Reviewed by James Ives, M.Psych. (Editor)Jan 24 2020
Fragile X syndrome is a debilitating genetic neurodevelopmental disorder that affects people worldwide, but many doctors don’t know anything about it, let alone have the resources to properly diagnose or treat it.
The UC Davis MIND Institute is home to several of the world’s leading experts in fragile X syndrome and works globally to educate clinicians and families on how to identify, test and provide care for those born with the disorder, often associated with autism.
- VA researchers find new evidence on the underlying biological causes of anxiety
- Study sheds light on mechanisms that underlie a rare genetic condition
- Researchers uncover genetic anomaly linked with poor response to common asthma treatment
This multimedia story documents one such outreach effort in Serbia and the lives of the Cvijetic family and their search for help for their 6-year-old son, Demetrije.
Diagnosed with fragile X syndrome through the efforts of a MIND Institute-trained physician, the affectionate boy has never attended school, cannot speak or feed himself with a spoon or fork. His parents desperately hope he can someday have a productive life.
MIND Institute experts in fragile X syndrome are available for media interviews about their international work and ongoing research. They include:
Randi Hagerman, a pediatrician and professor at UC Davis, and one of the world’s leading experts on fragile X syndrome and related conditions and their treatment.

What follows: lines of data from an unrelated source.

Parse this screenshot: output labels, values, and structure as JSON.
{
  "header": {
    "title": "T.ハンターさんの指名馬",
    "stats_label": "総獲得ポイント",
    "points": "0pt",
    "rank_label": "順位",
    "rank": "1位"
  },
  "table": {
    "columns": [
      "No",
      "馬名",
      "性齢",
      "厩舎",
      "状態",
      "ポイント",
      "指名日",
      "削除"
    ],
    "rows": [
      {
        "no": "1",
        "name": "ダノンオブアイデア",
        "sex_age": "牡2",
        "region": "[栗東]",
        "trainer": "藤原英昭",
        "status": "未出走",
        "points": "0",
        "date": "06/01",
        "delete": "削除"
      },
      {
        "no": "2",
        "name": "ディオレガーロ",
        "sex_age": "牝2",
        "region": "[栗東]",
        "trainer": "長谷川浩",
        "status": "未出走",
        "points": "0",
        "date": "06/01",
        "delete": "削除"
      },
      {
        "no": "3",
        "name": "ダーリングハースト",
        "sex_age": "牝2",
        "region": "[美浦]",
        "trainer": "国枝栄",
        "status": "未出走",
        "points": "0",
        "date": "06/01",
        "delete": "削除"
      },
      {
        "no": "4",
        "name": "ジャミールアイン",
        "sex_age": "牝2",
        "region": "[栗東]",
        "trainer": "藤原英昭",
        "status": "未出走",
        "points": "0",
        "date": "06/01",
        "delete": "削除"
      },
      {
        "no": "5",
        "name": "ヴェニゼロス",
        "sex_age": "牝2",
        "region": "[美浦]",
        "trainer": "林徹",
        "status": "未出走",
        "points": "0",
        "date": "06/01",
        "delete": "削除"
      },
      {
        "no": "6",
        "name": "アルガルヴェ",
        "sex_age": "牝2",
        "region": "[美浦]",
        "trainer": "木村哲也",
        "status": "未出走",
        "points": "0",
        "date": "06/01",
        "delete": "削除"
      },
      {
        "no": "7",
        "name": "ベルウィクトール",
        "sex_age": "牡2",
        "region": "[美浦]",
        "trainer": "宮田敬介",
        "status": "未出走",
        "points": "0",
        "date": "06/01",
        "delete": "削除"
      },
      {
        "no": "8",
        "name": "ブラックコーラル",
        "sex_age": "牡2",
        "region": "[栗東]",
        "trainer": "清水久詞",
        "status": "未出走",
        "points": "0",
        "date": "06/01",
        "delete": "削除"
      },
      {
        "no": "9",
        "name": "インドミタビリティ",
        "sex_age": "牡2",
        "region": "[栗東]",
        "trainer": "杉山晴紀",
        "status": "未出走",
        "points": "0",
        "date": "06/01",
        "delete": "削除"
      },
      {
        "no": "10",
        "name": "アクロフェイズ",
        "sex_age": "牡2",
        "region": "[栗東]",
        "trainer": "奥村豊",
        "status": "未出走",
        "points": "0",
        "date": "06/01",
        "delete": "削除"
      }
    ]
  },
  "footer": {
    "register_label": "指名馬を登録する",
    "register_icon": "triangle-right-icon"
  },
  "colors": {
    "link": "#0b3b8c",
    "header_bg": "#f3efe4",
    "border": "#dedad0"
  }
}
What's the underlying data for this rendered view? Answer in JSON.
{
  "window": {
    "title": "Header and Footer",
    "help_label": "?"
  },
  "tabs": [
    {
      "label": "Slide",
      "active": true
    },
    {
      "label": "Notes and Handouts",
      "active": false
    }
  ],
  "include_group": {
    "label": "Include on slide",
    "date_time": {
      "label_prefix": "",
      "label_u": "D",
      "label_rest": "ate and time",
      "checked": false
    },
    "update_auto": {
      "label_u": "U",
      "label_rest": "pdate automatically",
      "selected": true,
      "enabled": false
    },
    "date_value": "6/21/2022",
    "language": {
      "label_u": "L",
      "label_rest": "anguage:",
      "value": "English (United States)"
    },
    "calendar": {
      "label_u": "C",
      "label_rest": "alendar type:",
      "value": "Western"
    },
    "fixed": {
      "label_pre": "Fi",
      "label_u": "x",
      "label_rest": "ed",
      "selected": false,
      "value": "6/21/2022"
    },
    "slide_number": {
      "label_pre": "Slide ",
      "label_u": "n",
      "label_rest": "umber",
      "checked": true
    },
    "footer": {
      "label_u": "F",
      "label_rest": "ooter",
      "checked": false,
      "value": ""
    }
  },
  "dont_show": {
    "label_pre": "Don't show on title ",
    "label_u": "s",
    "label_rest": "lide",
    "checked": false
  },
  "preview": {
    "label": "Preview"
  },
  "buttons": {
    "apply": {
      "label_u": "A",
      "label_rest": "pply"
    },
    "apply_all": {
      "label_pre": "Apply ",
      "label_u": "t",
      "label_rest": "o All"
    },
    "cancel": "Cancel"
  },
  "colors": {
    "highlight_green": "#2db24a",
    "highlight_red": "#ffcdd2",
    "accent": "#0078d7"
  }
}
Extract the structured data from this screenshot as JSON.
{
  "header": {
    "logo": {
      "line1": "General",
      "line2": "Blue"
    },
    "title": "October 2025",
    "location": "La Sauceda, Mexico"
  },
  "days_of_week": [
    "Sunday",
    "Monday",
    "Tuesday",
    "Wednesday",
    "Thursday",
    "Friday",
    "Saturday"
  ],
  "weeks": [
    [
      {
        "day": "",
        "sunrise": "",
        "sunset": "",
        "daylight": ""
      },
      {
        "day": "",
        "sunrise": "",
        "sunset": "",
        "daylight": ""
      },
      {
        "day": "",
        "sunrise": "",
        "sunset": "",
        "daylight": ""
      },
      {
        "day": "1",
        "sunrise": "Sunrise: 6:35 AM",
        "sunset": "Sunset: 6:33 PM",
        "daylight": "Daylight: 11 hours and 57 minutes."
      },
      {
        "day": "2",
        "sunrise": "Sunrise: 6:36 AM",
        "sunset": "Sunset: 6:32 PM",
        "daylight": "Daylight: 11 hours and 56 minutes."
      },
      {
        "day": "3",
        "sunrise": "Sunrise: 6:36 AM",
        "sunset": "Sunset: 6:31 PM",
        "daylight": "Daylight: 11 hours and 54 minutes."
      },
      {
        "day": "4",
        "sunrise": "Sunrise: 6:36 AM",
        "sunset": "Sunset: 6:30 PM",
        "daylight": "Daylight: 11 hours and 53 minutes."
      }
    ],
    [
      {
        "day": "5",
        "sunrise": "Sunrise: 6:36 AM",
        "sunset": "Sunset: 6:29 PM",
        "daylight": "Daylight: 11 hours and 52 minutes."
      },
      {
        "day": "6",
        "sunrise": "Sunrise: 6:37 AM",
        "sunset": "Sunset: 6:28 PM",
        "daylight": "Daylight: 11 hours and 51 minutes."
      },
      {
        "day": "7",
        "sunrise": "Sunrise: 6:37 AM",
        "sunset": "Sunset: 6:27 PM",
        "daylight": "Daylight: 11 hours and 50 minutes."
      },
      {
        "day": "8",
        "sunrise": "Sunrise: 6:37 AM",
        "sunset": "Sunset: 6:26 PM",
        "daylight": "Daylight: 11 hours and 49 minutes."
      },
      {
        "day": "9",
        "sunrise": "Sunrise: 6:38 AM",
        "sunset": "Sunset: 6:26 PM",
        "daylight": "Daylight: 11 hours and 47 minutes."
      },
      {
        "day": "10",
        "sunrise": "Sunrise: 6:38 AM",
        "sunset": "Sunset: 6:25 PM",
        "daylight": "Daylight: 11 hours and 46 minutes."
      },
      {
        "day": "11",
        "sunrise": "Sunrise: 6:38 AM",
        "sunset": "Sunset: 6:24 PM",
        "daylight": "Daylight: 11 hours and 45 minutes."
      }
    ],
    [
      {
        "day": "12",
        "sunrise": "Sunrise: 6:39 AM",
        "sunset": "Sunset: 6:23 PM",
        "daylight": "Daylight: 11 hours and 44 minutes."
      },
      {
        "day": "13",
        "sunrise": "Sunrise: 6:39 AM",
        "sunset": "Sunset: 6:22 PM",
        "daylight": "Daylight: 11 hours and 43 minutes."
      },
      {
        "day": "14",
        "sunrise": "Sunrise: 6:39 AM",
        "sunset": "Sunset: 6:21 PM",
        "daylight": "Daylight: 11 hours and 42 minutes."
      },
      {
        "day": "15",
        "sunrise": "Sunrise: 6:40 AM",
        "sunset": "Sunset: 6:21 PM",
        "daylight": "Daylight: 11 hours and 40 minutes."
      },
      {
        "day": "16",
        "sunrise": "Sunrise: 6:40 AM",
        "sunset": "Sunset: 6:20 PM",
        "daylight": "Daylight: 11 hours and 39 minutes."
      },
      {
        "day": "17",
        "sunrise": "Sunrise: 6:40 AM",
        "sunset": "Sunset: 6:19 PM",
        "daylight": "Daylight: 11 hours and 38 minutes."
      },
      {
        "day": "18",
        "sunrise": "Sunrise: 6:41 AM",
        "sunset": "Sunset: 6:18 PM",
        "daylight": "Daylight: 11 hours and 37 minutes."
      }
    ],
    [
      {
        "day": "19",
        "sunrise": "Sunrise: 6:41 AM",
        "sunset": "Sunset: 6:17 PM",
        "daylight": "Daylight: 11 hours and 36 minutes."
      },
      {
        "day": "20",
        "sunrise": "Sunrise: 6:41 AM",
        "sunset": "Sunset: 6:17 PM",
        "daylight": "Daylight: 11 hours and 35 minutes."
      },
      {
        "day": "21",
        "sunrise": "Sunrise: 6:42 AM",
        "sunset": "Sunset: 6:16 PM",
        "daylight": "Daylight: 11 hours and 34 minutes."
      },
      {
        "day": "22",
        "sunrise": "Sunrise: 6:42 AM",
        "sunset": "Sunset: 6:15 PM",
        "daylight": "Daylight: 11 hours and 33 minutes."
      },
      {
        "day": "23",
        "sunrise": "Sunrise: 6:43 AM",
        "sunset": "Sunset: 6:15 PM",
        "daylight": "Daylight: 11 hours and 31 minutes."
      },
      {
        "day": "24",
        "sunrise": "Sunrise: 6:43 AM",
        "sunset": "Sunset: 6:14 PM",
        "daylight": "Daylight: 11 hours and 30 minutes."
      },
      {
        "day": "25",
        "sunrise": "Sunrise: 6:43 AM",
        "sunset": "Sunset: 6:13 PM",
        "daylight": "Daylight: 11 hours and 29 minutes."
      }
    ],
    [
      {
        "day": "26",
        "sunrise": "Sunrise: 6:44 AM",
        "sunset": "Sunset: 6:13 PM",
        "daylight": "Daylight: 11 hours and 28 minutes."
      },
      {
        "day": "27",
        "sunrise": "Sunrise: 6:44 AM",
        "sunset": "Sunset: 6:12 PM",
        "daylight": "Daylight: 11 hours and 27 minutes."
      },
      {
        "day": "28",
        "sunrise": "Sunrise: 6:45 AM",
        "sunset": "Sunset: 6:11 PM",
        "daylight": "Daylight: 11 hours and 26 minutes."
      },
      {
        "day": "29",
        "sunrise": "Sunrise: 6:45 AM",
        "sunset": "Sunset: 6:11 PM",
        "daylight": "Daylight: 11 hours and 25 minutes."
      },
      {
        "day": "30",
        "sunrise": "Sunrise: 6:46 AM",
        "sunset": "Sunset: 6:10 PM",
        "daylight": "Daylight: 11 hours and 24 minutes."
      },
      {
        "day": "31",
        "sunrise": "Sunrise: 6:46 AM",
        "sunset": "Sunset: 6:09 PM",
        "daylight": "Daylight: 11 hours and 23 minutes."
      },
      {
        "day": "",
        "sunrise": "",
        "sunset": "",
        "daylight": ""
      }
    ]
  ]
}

Leonard Abbeduto, a psychologist and director of the UC Davis MIND Institute who is internationally renowned for his work on the development and use of language in individuals with intellectual disabilities, including those with fragile X syndrome.
David Hessl, a child clinical psychologist and professor at UC Davis whose expertise include the cognitive, emotional and behavioral evaluation of children with fragile X syndrome.
The MIND Institute will next bring their expertise to Cartagena, Colombia for the Pan-American Conference of Neurodevelopment: Autism and Fragile X Syndrome, April 16-17 and then to Quito, Ecuador for another conference April 20-21.